It's easy to loft lengthy adjectives at Victoria Falls, however, there is much more to Victoria Falls than the waterfall itself. Assuming you can calm your heart long enough to take your eyes off the river, the surrounding scenery of rocky canyons, tropical forests and savannahs is quintessential Africa. You can hike into the canyon, if your lucky passing by troops of baboons inhabiting the surrounding forests, where upon reaching the river bottom and peering up at the Falls face, you will be overcome with splendor.
The nearby town of Livingstone, Zambia, is a historical colonial city that doubles as both the tourism center for Victoria Falls and the extreme-sports capital of Southern Africa, with heaps of travel and adventure companies.
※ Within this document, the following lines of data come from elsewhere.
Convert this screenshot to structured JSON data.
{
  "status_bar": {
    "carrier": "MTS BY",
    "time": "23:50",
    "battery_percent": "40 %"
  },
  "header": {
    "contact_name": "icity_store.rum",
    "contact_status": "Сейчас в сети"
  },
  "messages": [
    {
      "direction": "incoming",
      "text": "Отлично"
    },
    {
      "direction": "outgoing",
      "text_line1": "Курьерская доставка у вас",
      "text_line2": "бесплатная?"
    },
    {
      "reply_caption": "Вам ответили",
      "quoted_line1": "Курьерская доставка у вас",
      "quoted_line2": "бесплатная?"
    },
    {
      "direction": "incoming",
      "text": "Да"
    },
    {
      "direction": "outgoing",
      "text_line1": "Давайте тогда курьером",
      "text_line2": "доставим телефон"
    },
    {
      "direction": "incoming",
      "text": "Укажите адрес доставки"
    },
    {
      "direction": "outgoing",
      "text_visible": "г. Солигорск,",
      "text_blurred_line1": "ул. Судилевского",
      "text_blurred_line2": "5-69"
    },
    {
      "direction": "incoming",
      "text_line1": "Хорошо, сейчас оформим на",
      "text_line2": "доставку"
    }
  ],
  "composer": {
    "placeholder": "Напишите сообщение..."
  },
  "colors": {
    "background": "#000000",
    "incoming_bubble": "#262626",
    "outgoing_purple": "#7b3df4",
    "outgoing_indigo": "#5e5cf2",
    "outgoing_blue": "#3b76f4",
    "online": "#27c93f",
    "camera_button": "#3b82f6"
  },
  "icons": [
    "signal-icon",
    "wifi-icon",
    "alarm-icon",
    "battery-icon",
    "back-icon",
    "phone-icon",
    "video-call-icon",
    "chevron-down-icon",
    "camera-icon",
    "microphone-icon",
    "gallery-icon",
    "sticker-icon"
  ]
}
Adrenaline junkies in need of a quick fix while traversing Africa have a menu of activities to get the blood pumping, like Victoria Falls itself. In the dry season from mid-August to late-December it is possible to walk across the Zambezi to the islets at the lip of Falls and river rafting on the Zambezi is at its wildest where you will find some thrilling Class 3 and 4 rapids, and some seriously scary Class 5 ones. While rafting you may also encounter crocodiles and hippos, but hopefully not to closely.
Spanning the border between Zambia and Zimbabwe, the Victoria Falls Bridge was the engineering centerpiece in Cecil Rhodes' Cape-Cairo railway, which was conceived in the late 19th century and intended to link British land holdings in South Africa and Egypt. Although Rhodes' dream was never fully realized, today the bridge serves a very different function: as a springboard for bungee jumpers. At a height of 364 feet, Victoria Falls Bridge is the world's third-tallest bungee jump, though the fear factor is arguably the greatest. While plummeting to your potential doom, you will be blasted with sprays from Victoria Falls, and then yanked back to life within inches of the swirling eddies of the Zambezi below.
To truly experience the size and scope of the Falls spray, you've got to get airborne and the 'Flight of Angels' provides a fabulous vista of the falls, the upstream river, and its many islands. Visitors can also kayak, canoe, fish, go on guided walking safaris, ride on horseback and lunch on Livingstone's Island.